Petitioner also argues that J.B. was singled out for suspension. However, further documentation submitted by respondent in response to a request from my Office of Counsel demonstrates that the other three girls received the same suspension letter from Ms. Corcoran on May 24, as quoted above, and did indeed serve a three day suspension.

To the extent petitioner seeks disciplinary action against District employees, it is the board of education which has the authority to take such disciplinary action, not the Commissioner. Moreover, a board of education has broad discretion to determine whether disciplinary action against an employee is warranted (Appeal of Rivenburg, 35 Ed Dept Rep 27; Appeal of Cardinal, 34 id. 76; Appeal of Karl, 34 id. 261; Appeal of Allert, 32 id. 538), so long as it has a reasonable basis to support its conclusion. In addition, petitioner never even asked respondent to discipline the three employees in question.

Although petitioner does not raise this issue, I am compelled to note that the written notice of the suspension issued on May 24 did not fully conform with the requirements in '3214(b)(3) or the implementing regulation at 8 NYCRR '100.2(l)(4). Section 3214(3)(b) provides that in the case of a short term suspension by the principal:

the pupil and the person in parental relation to him shall on request, be given an opportunity for an informal conference with the principal at which the person in parental relation shall be authorized to ask questions of the complaining witnesses.

While under the facts of this case the parents, student and principal had all met immediately following the incident and the next day, the letter did not specifically inform petitioner of her right to request an informal conference with the principal. Nor did the letter specify the term of the suspension. Rather, it stated that "[J.B.] has been suspended from attendance . . . until all evidence received from the Tompkins County Sheriff's Department investigation is reviewed at District level." I admonish respondent to comply in the future with all applicable statutes and regulations pertaining to student suspensions.

Finally, I must also comment on other references appearing in the record. I am very concerned that bias, racism or homophobia may have played a part in the instigation of this incident.

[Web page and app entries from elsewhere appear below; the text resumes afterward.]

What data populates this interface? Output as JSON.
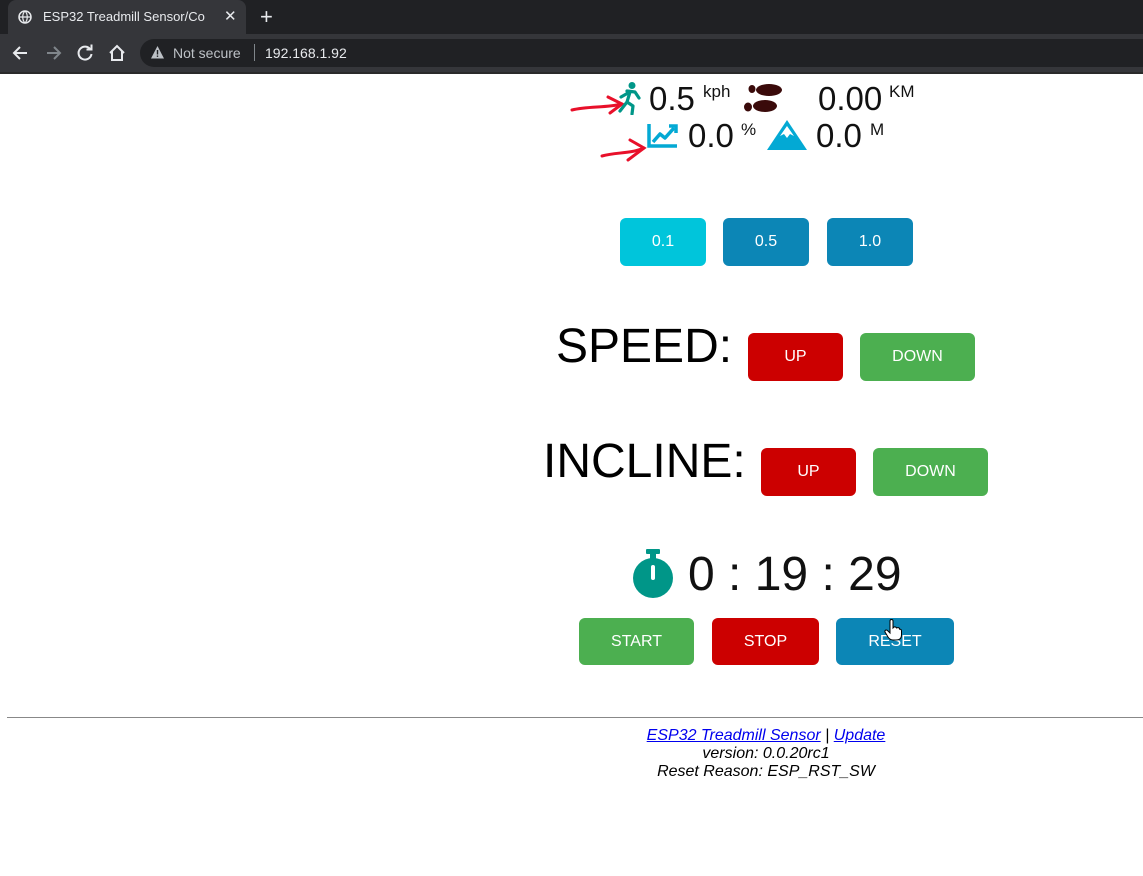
{
  "browser": {
    "tab_title": "ESP32 Treadmill Sensor/Co",
    "security_label": "Not secure",
    "url": "192.168.1.92"
  },
  "stats": {
    "speed": {
      "value": "0.5",
      "unit": "kph"
    },
    "distance": {
      "value": "0.00",
      "unit": "KM"
    },
    "incline": {
      "value": "0.0",
      "unit": "%"
    },
    "elevation": {
      "value": "0.0",
      "unit": "M"
    }
  },
  "step_buttons": [
    {
      "label": "0.1",
      "color": "#00c5db"
    },
    {
      "label": "0.5",
      "color": "#0c86b6"
    },
    {
      "label": "1.0",
      "color": "#0c86b6"
    }
  ],
  "speed_control": {
    "label": "SPEED:",
    "up": "UP",
    "down": "DOWN"
  },
  "incline_control": {
    "label": "INCLINE:",
    "up": "UP",
    "down": "DOWN"
  },
  "timer": {
    "hours": "0",
    "minutes": "19",
    "seconds": "29",
    "separator": ":"
  },
  "timer_buttons": {
    "start": "START",
    "stop": "STOP",
    "reset": "RESET"
  },
  "footer": {
    "link_main": "ESP32 Treadmill Sensor",
    "divider": "|",
    "link_update": "Update",
    "version": "version: 0.0.20rc1",
    "reset_reason": "Reset Reason: ESP_RST_SW"
  },
  "colors": {
    "accent_teal": "#009688",
    "accent_blue": "#03a9d4",
    "red": "#cc0000",
    "green": "#4caf50",
    "blue": "#0c86b6",
    "cyan": "#00c5db"
  }
}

Hopefully, with the development of respondent's task force to avert the student walk out, respondent will be able to ensure an atmosphere conducive to learning and free from harassment for all students.

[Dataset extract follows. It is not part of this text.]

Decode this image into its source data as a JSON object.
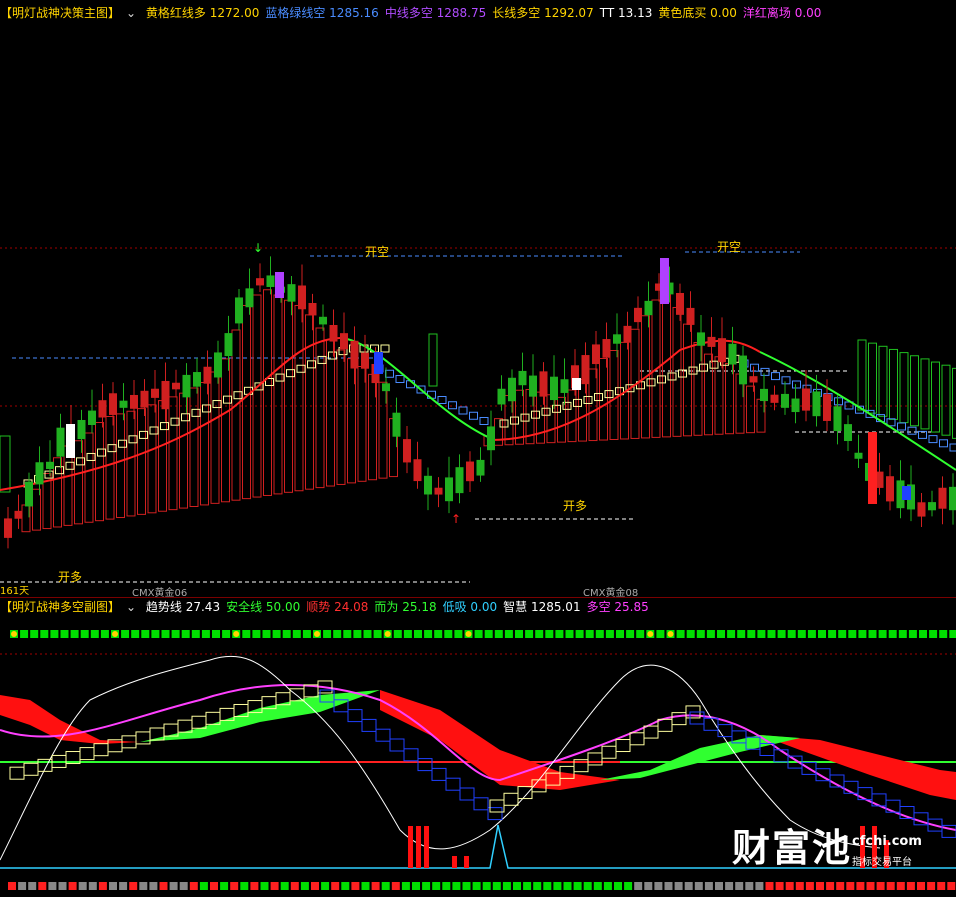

In view of the foregoing disposition, I will not address petitioner's remaining contentions.